Search the entries for the word "into" and return every line where it is found.

App and web page records
—————

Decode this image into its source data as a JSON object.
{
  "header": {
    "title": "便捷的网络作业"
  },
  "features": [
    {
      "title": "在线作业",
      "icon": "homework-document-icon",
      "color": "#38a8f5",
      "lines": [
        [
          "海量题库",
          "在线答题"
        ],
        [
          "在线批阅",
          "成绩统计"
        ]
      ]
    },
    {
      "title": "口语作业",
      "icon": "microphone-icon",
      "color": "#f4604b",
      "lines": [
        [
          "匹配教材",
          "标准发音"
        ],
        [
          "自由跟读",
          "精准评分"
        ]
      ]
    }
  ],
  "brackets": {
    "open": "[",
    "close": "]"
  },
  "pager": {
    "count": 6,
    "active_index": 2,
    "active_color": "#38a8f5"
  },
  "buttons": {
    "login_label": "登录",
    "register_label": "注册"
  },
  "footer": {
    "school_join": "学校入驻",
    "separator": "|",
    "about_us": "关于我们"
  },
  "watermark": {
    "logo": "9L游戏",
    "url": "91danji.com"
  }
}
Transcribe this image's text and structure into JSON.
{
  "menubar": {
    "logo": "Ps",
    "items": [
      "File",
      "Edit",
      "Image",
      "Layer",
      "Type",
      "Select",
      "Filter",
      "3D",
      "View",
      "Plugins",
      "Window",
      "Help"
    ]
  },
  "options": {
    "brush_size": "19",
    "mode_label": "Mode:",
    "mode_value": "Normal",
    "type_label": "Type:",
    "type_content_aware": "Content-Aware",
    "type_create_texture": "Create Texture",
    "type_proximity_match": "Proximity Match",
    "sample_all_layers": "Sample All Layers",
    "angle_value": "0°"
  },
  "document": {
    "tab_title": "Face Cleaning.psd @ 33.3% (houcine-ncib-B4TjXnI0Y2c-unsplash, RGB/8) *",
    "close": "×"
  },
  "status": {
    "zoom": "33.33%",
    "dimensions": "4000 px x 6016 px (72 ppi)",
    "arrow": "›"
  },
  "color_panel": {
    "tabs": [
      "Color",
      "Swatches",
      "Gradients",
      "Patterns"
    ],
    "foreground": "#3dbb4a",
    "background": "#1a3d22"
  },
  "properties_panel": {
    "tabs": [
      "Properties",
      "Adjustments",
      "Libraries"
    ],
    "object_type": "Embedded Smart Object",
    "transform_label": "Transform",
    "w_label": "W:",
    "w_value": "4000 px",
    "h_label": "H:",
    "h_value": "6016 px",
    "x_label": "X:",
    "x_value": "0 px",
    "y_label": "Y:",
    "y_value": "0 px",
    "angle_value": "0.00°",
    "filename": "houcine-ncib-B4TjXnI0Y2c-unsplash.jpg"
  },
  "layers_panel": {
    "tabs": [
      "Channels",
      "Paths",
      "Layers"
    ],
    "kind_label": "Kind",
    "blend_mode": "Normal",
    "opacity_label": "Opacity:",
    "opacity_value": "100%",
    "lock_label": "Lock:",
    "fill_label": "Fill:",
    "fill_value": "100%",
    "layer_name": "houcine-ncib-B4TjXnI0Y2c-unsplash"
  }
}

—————

__Solution for this exercise__:
Decode this image into its source data as a JSON object.
Transcribe this image's text and structure into JSON.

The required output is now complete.